====== Material for the task ======
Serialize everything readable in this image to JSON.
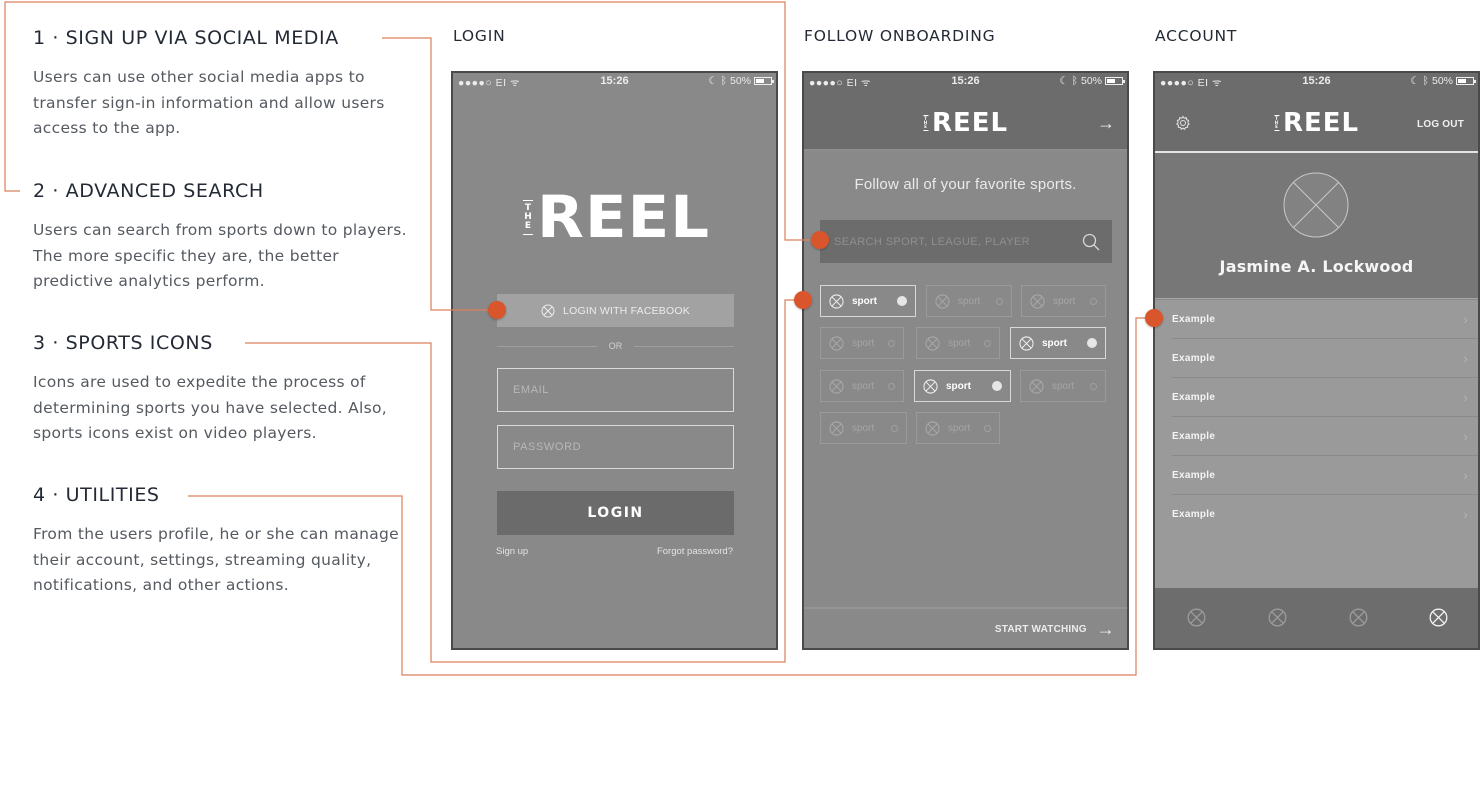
{
  "accent_color": "#d9552b",
  "annotations": [
    {
      "heading": "1 · SIGN UP VIA SOCIAL MEDIA",
      "body": "Users can use other social media apps to transfer sign-in information and allow users access to the app."
    },
    {
      "heading": "2 · ADVANCED SEARCH",
      "body": "Users can search from sports down to players. The more specific they are, the better predictive analytics perform."
    },
    {
      "heading": "3 · SPORTS ICONS",
      "body": "Icons are used to expedite the process of determining sports you have selected. Also, sports icons exist on video players."
    },
    {
      "heading": "4 · UTILITIES",
      "body": "From the users profile, he or she can manage their account, settings, streaming quality, notifications, and other actions."
    }
  ],
  "screen_titles": {
    "login": "LOGIN",
    "follow": "FOLLOW ONBOARDING",
    "account": "ACCOUNT"
  },
  "statusbar": {
    "carrier": "●●●●○ EI",
    "wifi_icon": "wifi-icon",
    "time": "15:26",
    "battery": "50%"
  },
  "logo": {
    "the": [
      "T",
      "H",
      "E"
    ],
    "reel": "REEL"
  },
  "login": {
    "facebook_button": "LOGIN WITH FACEBOOK",
    "or_label": "OR",
    "email_placeholder": "EMAIL",
    "password_placeholder": "PASSWORD",
    "login_button": "LOGIN",
    "signup_link": "Sign up",
    "forgot_link": "Forgot password?"
  },
  "follow": {
    "title": "Follow all of your favorite sports.",
    "search_placeholder": "SEARCH SPORT, LEAGUE, PLAYER",
    "sports": [
      {
        "label": "sport",
        "selected": true
      },
      {
        "label": "sport",
        "selected": false
      },
      {
        "label": "sport",
        "selected": false
      },
      {
        "label": "sport",
        "selected": false
      },
      {
        "label": "sport",
        "selected": false
      },
      {
        "label": "sport",
        "selected": true
      },
      {
        "label": "sport",
        "selected": false
      },
      {
        "label": "sport",
        "selected": true
      },
      {
        "label": "sport",
        "selected": false
      },
      {
        "label": "sport",
        "selected": false
      },
      {
        "label": "sport",
        "selected": false
      }
    ],
    "start_watching": "START WATCHING"
  },
  "account": {
    "logout": "LOG OUT",
    "name": "Jasmine A. Lockwood",
    "menu_items": [
      "Example",
      "Example",
      "Example",
      "Example",
      "Example",
      "Example"
    ],
    "tabs": [
      {
        "active": false
      },
      {
        "active": false
      },
      {
        "active": false
      },
      {
        "active": true
      }
    ]
  }
}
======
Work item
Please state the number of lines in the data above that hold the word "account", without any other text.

Exercise output
3